The Christmas tree
One of the most iconic Christmas traditions is the decorated Christmas tree - most often the evergreen spruce, which is placed in the living room and embellished with the family’s Christmas decorations - candles, braided hearts, paper cones, coloured balls, stars and maybe a few angels and angel hair, usually with a large star at the top - the Tree of Life, as it were, crowned by the Star of Bethlehem.
Just like the Advent wreath, the tradition of the Christmas tree in its present form originates in Germany. Artisans’ guilds in Germany began arranging Christmas parties for children in the 16th century, possibly with an eye on older traditions. The centrepiece of the party was a decorated spruce tree with gifts for the children. The custom spread and soon the bourgeoisie began placing a decorated Christmas trees in their living rooms during the festive season. In 1632, a mention of lighted candles on Christmas trees can be found for the first time in a written source - a custom which is still retained and revered. However, due to the peril of fire lighted candles have been replaced with electric light sources.
The Christmas tree spread its branches beyond Germany’s borders. According to sources the first Danish Christmas tree was probably introduced in 1808 at the Holsteinsborg estate in South Zealand. The custom spread among the clergy and bourgeoisie in the 19th century and was disseminated widely around World War I.
In the Faroe Islands, the first Christmas tree reportedly found its way to the Sandagerð Rectory in Tórshavn, just before the turn of the 20th century. Here, too, the custom slowly spread among the clergy and the bourgeoisie, perhaps especially among Danish officials in Tórshavn. In an advertisement in the newspaper “Dimmalætting” in 1912, the florist Trond-Hansen offers Christmas trees for sale at 35 øre pr. tree.
During World War II, it became difficult to obtain Christmas trees, so people had to use their imagination. Artificial Christmas trees, composed of various items, fallen branches and other available material, were commonly used. Only after the war in the 50’s, the Christmas tree tradition had a breakthrough among the general population.
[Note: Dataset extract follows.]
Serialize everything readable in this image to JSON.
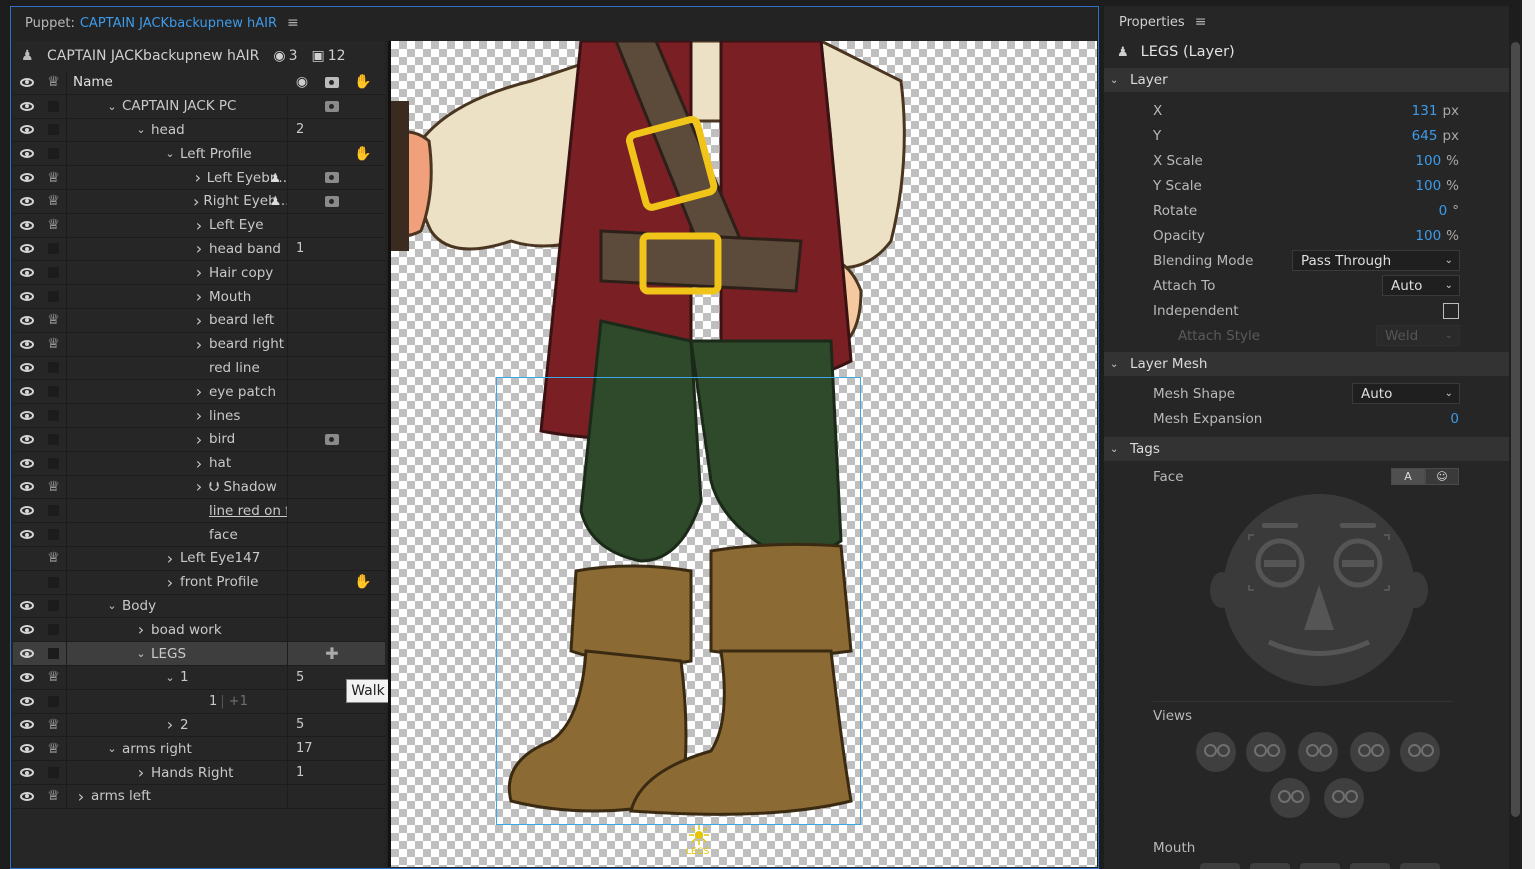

Anker Eli Petersen
This year’s Christmas stamps depict the Advent wreath (19KR) and the Christmas tree (29KR), respectively, both with lit candles. The artist, Heiðrik á Heygum, explains his inspiration for the motifs:
“I received a request to design two Christmas stamps inspired by the story of the Faroese Advent wreath and the Christmas tree. The Christmas tree and the Advent wreath are relatively recent traditions in the Faroe Islands, almost as fresh to us as the Faroese visual arts.
The Faroese embraced these beautiful Christmas traditions - the Advent wreath around the 1940’s and the Christmas tree in the early 1900’s. A few years later, Faroese visual art began to flourish in earnest. Artists such as William Heinesen and Elinborg Lützen attracted attention and have immensely influenced Faroese visual identity. All Faroese have grown up and become thoroughly acquainted with their two-dimensional illustrations of Faroese legends and adventures in clips and prints.
Christmastide is a traditional, reflective and nostalgic celebration and very close to our hearts. Therefore, I thought it would be appropriate to depict our Christmas traditions in a traditional way, while also paying tribute to William’s and Elinborg’s visual styles.”
Heiðrik á Heygum